_Task to carry out_: The following entries are to be repeated exactly, and the pictures are to be left behind.

_Provided material_:
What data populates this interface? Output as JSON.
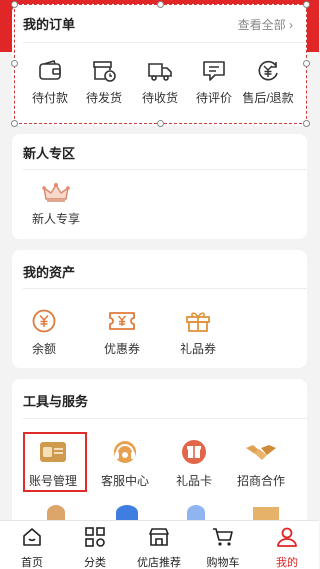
{
  "orders": {
    "title": "我的订单",
    "view_all": "查看全部 ›",
    "items": [
      {
        "label": "待付款",
        "icon": "wallet-icon"
      },
      {
        "label": "待发货",
        "icon": "package-clock-icon"
      },
      {
        "label": "待收货",
        "icon": "delivery-truck-icon"
      },
      {
        "label": "待评价",
        "icon": "comment-icon"
      },
      {
        "label": "售后/退款",
        "icon": "refund-icon"
      }
    ]
  },
  "newcomer": {
    "title": "新人专区",
    "items": [
      {
        "label": "新人专享",
        "icon": "crown-icon"
      }
    ]
  },
  "assets": {
    "title": "我的资产",
    "items": [
      {
        "label": "余额",
        "icon": "yen-coin-icon"
      },
      {
        "label": "优惠券",
        "icon": "coupon-icon"
      },
      {
        "label": "礼品券",
        "icon": "gift-icon"
      }
    ]
  },
  "tools": {
    "title": "工具与服务",
    "items": [
      {
        "label": "账号管理",
        "icon": "id-card-icon"
      },
      {
        "label": "客服中心",
        "icon": "headset-icon"
      },
      {
        "label": "礼品卡",
        "icon": "gift-card-icon"
      },
      {
        "label": "招商合作",
        "icon": "handshake-icon"
      }
    ]
  },
  "tabbar": {
    "items": [
      {
        "label": "首页",
        "icon": "home-icon"
      },
      {
        "label": "分类",
        "icon": "category-grid-icon"
      },
      {
        "label": "优店推荐",
        "icon": "store-icon"
      },
      {
        "label": "购物车",
        "icon": "cart-icon"
      },
      {
        "label": "我的",
        "icon": "person-icon"
      }
    ],
    "active_index": 4
  },
  "colors": {
    "accent": "#e02626",
    "assets_icon": "#e07a3a",
    "tools_icon": "#c88a3a"
  }
}
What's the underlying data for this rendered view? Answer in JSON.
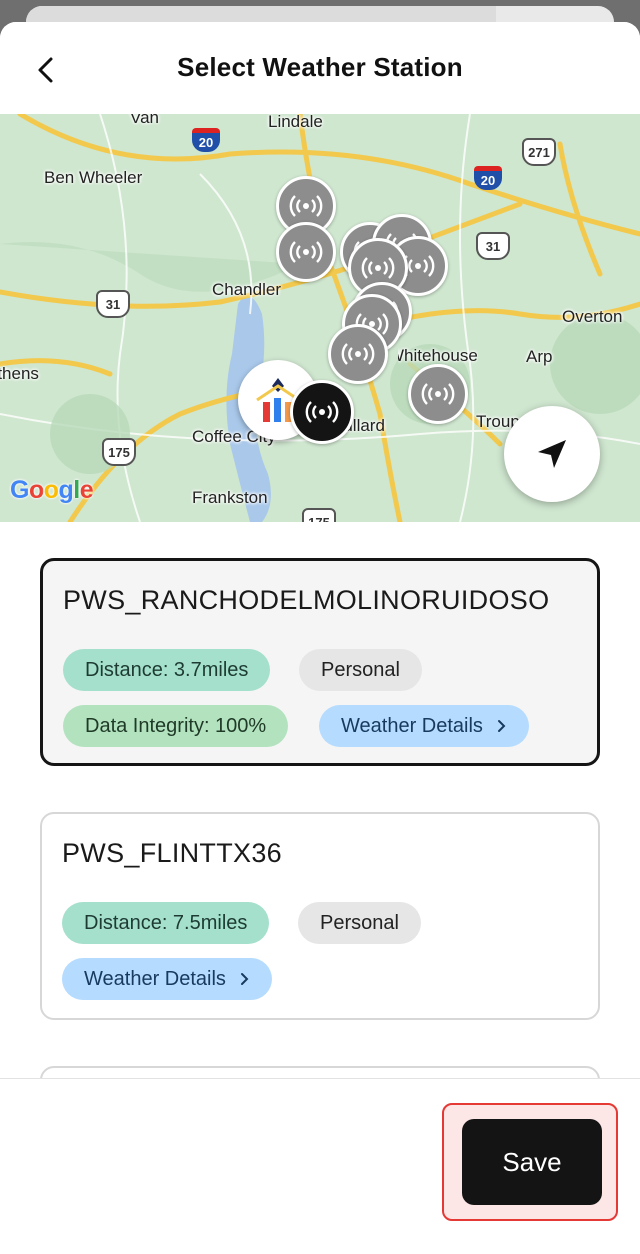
{
  "header": {
    "title": "Select Weather Station",
    "back_icon": "chevron-left-icon"
  },
  "map": {
    "places": [
      "Lindale",
      "Van",
      "Ben Wheeler",
      "Chandler",
      "Overton",
      "Arp",
      "Whitehouse",
      "Coffee City",
      "Bullard",
      "Frankston",
      "Troup",
      "Athens"
    ],
    "highways": [
      "20",
      "20",
      "271",
      "31",
      "31",
      "175",
      "175"
    ],
    "google_label": "Google",
    "colors": {
      "land": "#cfe6cf",
      "road": "#f2c94c",
      "water": "#a9c8ea",
      "station": "#8d8d8d",
      "selected_station": "#141414"
    }
  },
  "stations": [
    {
      "name": "PWS_RANCHODELMOLINORUIDOSO",
      "distance": "Distance: 3.7miles",
      "type": "Personal",
      "integrity": "Data Integrity: 100%",
      "details_label": "Weather Details",
      "selected": true
    },
    {
      "name": "PWS_FLINTTX36",
      "distance": "Distance: 7.5miles",
      "type": "Personal",
      "details_label": "Weather Details",
      "selected": false
    }
  ],
  "footer": {
    "save_label": "Save"
  }
}
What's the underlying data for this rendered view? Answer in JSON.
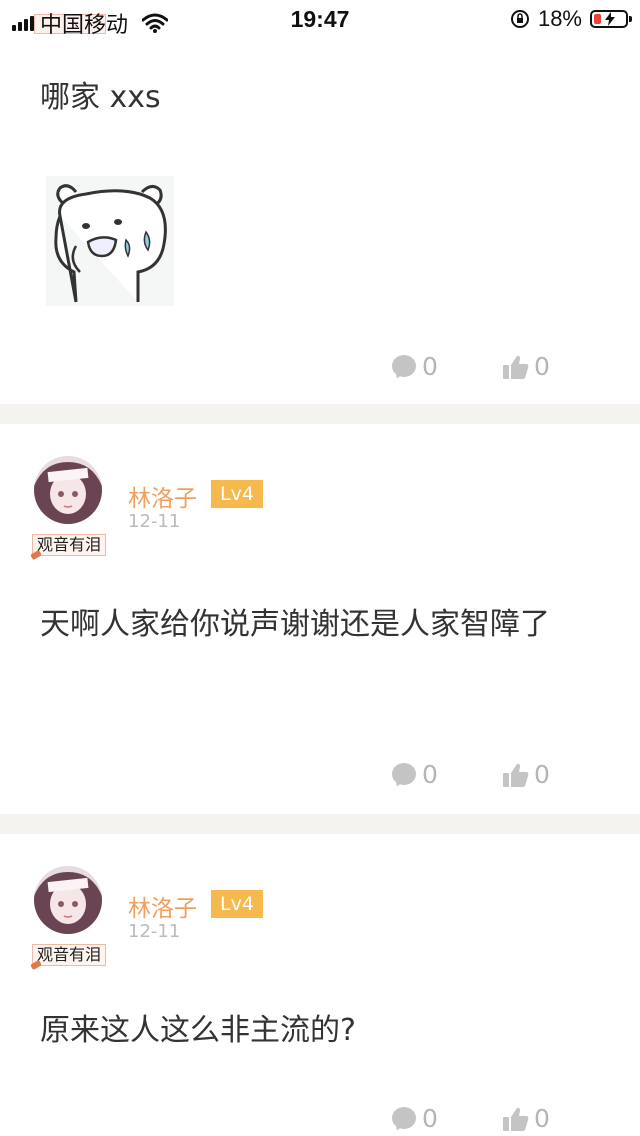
{
  "status_bar": {
    "carrier": "中国移动",
    "time": "19:47",
    "battery_percent": "18%",
    "icons": [
      "signal-icon",
      "wifi-icon",
      "orientation-lock-icon",
      "battery-charging-icon"
    ]
  },
  "posts": [
    {
      "text": "哪家 xxs",
      "has_sticker": true,
      "comments": "0",
      "likes": "0"
    },
    {
      "username": "林洛子",
      "level": "Lv4",
      "date": "12-11",
      "badge": "观音有泪",
      "text": "天啊人家给你说声谢谢还是人家智障了",
      "comments": "0",
      "likes": "0"
    },
    {
      "username": "林洛子",
      "level": "Lv4",
      "date": "12-11",
      "badge": "观音有泪",
      "text": "原来这人这么非主流的?",
      "comments": "0",
      "likes": "0"
    }
  ],
  "colors": {
    "username": "#f0a05e",
    "level_badge": "#f5b94d",
    "separator": "#f4f3ef",
    "action_gray": "#b5b5b5"
  }
}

_Solution_:
What data populates this interface? Output as JSON.
{
  "orders": {
    "title": "我的订单",
    "view_all": "查看全部 ›",
    "items": [
      {
        "label": "待付款",
        "icon": "wallet-icon"
      },
      {
        "label": "待发货",
        "icon": "package-clock-icon"
      },
      {
        "label": "待收货",
        "icon": "delivery-truck-icon"
      },
      {
        "label": "待评价",
        "icon": "comment-icon"
      },
      {
        "label": "售后/退款",
        "icon": "refund-icon"
      }
    ]
  },
  "newcomer": {
    "title": "新人专区",
    "items": [
      {
        "label": "新人专享",
        "icon": "crown-icon"
      }
    ]
  },
  "assets": {
    "title": "我的资产",
    "items": [
      {
        "label": "余额",
        "icon": "yen-coin-icon"
      },
      {
        "label": "优惠券",
        "icon": "coupon-icon"
      },
      {
        "label": "礼品券",
        "icon": "gift-icon"
      }
    ]
  },
  "tools": {
    "title": "工具与服务",
    "items": [
      {
        "label": "账号管理",
        "icon": "id-card-icon"
      },
      {
        "label": "客服中心",
        "icon": "headset-icon"
      },
      {
        "label": "礼品卡",
        "icon": "gift-card-icon"
      },
      {
        "label": "招商合作",
        "icon": "handshake-icon"
      }
    ]
  },
  "tabbar": {
    "items": [
      {
        "label": "首页",
        "icon": "home-icon"
      },
      {
        "label": "分类",
        "icon": "category-grid-icon"
      },
      {
        "label": "优店推荐",
        "icon": "store-icon"
      },
      {
        "label": "购物车",
        "icon": "cart-icon"
      },
      {
        "label": "我的",
        "icon": "person-icon"
      }
    ],
    "active_index": 4
  },
  "colors": {
    "accent": "#e02626",
    "assets_icon": "#e07a3a",
    "tools_icon": "#c88a3a"
  }
}
What's the underlying data for this rendered view? Answer in JSON.
{
  "header": {
    "title": "Select Weather Station",
    "back_icon": "chevron-left-icon"
  },
  "map": {
    "places": [
      "Lindale",
      "Van",
      "Ben Wheeler",
      "Chandler",
      "Overton",
      "Arp",
      "Whitehouse",
      "Coffee City",
      "Bullard",
      "Frankston",
      "Troup",
      "Athens"
    ],
    "highways": [
      "20",
      "20",
      "271",
      "31",
      "31",
      "175",
      "175"
    ],
    "google_label": "Google",
    "colors": {
      "land": "#cfe6cf",
      "road": "#f2c94c",
      "water": "#a9c8ea",
      "station": "#8d8d8d",
      "selected_station": "#141414"
    }
  },
  "stations": [
    {
      "name": "PWS_RANCHODELMOLINORUIDOSO",
      "distance": "Distance: 3.7miles",
      "type": "Personal",
      "integrity": "Data Integrity: 100%",
      "details_label": "Weather Details",
      "selected": true
    },
    {
      "name": "PWS_FLINTTX36",
      "distance": "Distance: 7.5miles",
      "type": "Personal",
      "details_label": "Weather Details",
      "selected": false
    }
  ],
  "footer": {
    "save_label": "Save"
  }
}
What's the underlying data for this rendered view? Answer in JSON.
{
  "status_bar": {
    "carrier": "中国移动",
    "time": "19:47",
    "battery_percent": "18%",
    "icons": [
      "signal-icon",
      "wifi-icon",
      "orientation-lock-icon",
      "battery-charging-icon"
    ]
  },
  "posts": [
    {
      "text": "哪家 xxs",
      "has_sticker": true,
      "comments": "0",
      "likes": "0"
    },
    {
      "username": "林洛子",
      "level": "Lv4",
      "date": "12-11",
      "badge": "观音有泪",
      "text": "天啊人家给你说声谢谢还是人家智障了",
      "comments": "0",
      "likes": "0"
    },
    {
      "username": "林洛子",
      "level": "Lv4",
      "date": "12-11",
      "badge": "观音有泪",
      "text": "原来这人这么非主流的?",
      "comments": "0",
      "likes": "0"
    }
  ],
  "colors": {
    "username": "#f0a05e",
    "level_badge": "#f5b94d",
    "separator": "#f4f3ef",
    "action_gray": "#b5b5b5"
  }
}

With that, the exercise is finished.